AS

Tuesday, January 22, 2013

Keep Moving Within Your Playground


I really like these two videos. Very simply, without consistent, and pinnacly (my made-up word) important, playful movement, we begin to fade away, ever faster towards our imminent death. But really, just keep moving and playing because it grows your mind-body-spirit, and it's a hell of a lot of fun.

Add in family and friends, good food, water, music, and lots of nature, and you've about got it made.

Or, in other words, just "never leave the playground"...



Keep moving.
AS

Thursday, January 3, 2013

Observing The Black Box

To clarify my previous post regarding the black box... within the fields of science and engineering, a black box is a system or object in which things can only be viewed in terms of the inputs and outputs, without any information regarding it's internal workings.

Many of the "hot" concepts in training regard inputs and internal workings of the body, yet for any athlete or performance coach, the most important factor is the outputs... or performance (or attitude/affect or any other outward physical signs). In the athletic setting, results matter, and although the internal workings can give a deeper understanding, ultimately, it rarely dictates outcomes.

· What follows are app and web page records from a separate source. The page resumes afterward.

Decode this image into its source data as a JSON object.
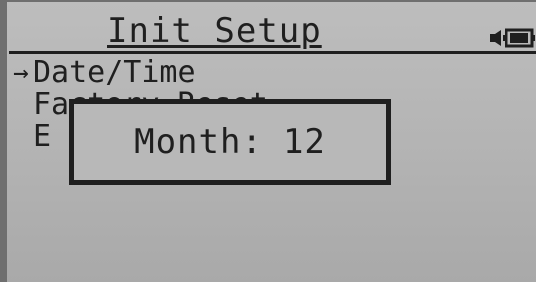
{
  "screen": {
    "title": "Init Setup"
  },
  "status_icons": [
    "speaker-icon",
    "battery-icon"
  ],
  "menu": {
    "cursor": "→",
    "items": [
      {
        "label": "Date/Time",
        "selected": true
      },
      {
        "label": "Factory Reset",
        "selected": false
      },
      {
        "label": "E",
        "selected": false
      }
    ]
  },
  "dialog": {
    "label": "Month:",
    "value": "12"
  },
  "colors": {
    "lcd_background": "#b5b5b5",
    "text": "#1f1f1f",
    "bezel": "#6f6f6f"
  }
}
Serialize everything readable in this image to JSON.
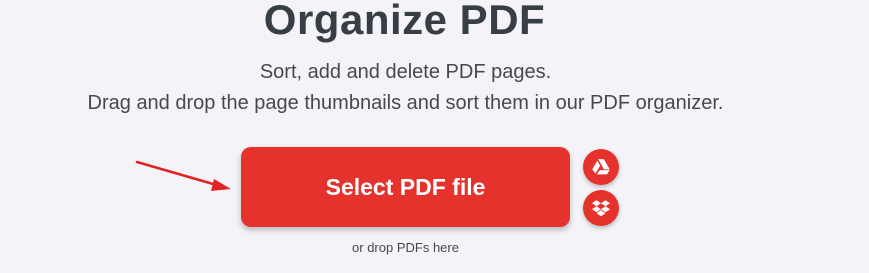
{
  "header": {
    "title": "Organize PDF",
    "subtitle_line1": "Sort, add and delete PDF pages.",
    "subtitle_line2": "Drag and drop the page thumbnails and sort them in our PDF organizer."
  },
  "upload": {
    "select_label": "Select PDF file",
    "drop_hint": "or drop PDFs here",
    "sources": [
      {
        "name": "google-drive",
        "icon": "google-drive-icon"
      },
      {
        "name": "dropbox",
        "icon": "dropbox-icon"
      }
    ]
  },
  "colors": {
    "accent": "#e5322d",
    "background": "#f4f4f8",
    "title": "#383e45",
    "annotation_arrow": "#e02424"
  }
}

Inputs and outputs: application of stressors and relaxers, intake and modification of nutrients, and accurate evaluation of the outcomes...

Advanced technical knowledge of internal details aren't necessary to train effectively, and in the wrong minds can delude the whole process - good, basic observation goes a long ways.

AS